“The nail polish has been a huge craze,” says Tima Ouzden, a Dubai-based creative director who has been sending the product to friends in Moscow. “Practising Muslims are very excited about it and buying it, but others say, ‘no, it is not halal.’”
The hype surrounding permeable nail polish has raised the profile of halal make-up, a fast-growing consumer segment among Muslims in Asia and the west, which is also spreading quickly to the Middle East.
For some, sharia-compliant beautification is a contradiction in terms, sitting at odds with the Islamic precept of modesty. Others believe these products are a cynical marketing ploy preying on Muslim women’s concerns.
But many devout Muslims are increasingly looking to use such products in line with Islamic and other ethical considerations.
“Halal products eliminate ethical concerns that Muslim women have regarding using products that are at odds with their belief system, and do away with more practical concerns of praying with make-up on,” says Isabelle Aoun, a doctoral candidate at the Grenoble Ecole de Management in France.
The halal cosmetics market is estimated to range between $5bn-$14bn in annual sales, growing at about 20 per cent a year, according to advertising company JWT MENA, part of a broader market for religious-compliant products worth more than $2.1tn.
“It’s a great time for marketers to be paying attention to their relationships with Muslim consumers,” says Mennah Ibrahim, head of brand intelligence at advertising company JWT MENA.
Halal products eliminate ethical concerns that Muslim women have regarding using products that are at odds with their belief system, and do away with more practical concerns of praying with make-up on
Demand is growing among the large, growing young population of Muslims across the world as religious compliance intersects with ethical concerns.
Products should not contain alcohol, pork or by-products of animals not slaughtered according to Islamic tradition.

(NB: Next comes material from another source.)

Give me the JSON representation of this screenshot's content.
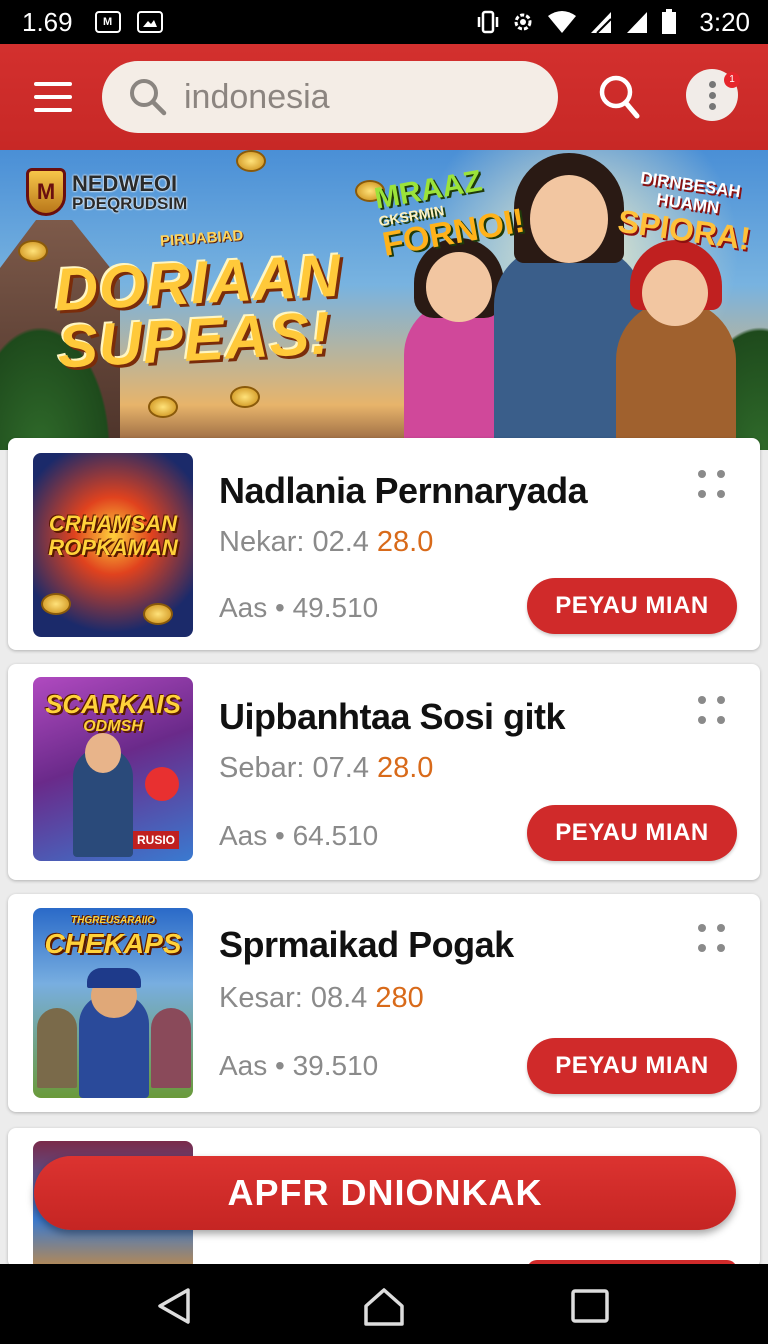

The halal industry also crosses over to wider audiences, such as those who share concerns about animal testing or unnatural substances.
As such, the rise of halal cosmetics falls into one of the Islamic consumer trends being led by what JWT’s Ms Ibrahim describes as “New Age Muslims” or “Muslim futurists”: well-heeled, tech-savvy Muslims who use their religion as a tool for positive change.
“They believe in an Islam that is flexible, balancing their sense of self within the realms of a Muslim society,” says Ms Ibrahim. “And they are already seeking out products and services that layer-in Muslim values into otherwise impractical lifestyle amenities.”
But accreditation remains an impediment to the industry’s development.
Malaysia’s Islamic Development Department certifies halal cosmetics on request, but has not made the process mandatory. Dubai, as part of its attempt to place itself at the centre of the “Islamic economy”, is launching a committee to unify certification of Islamic products beyond the well-established world of food items.
Some major manufacturers are nonetheless dipping their toes into what could become a lucrative market.
Ms Aoun, whose research focuses on branding in Muslim consumer markets, points to examples such as Colgate-Palmolive’s halal toothpaste and Sunsilk’s Clean & Fresh shampoo, designed for women who veil their hair.
“It’s a burgeoning market, led by niche players,” says Ms Aoun. “And this is where the opportunity lies, to open up an underserved segment.”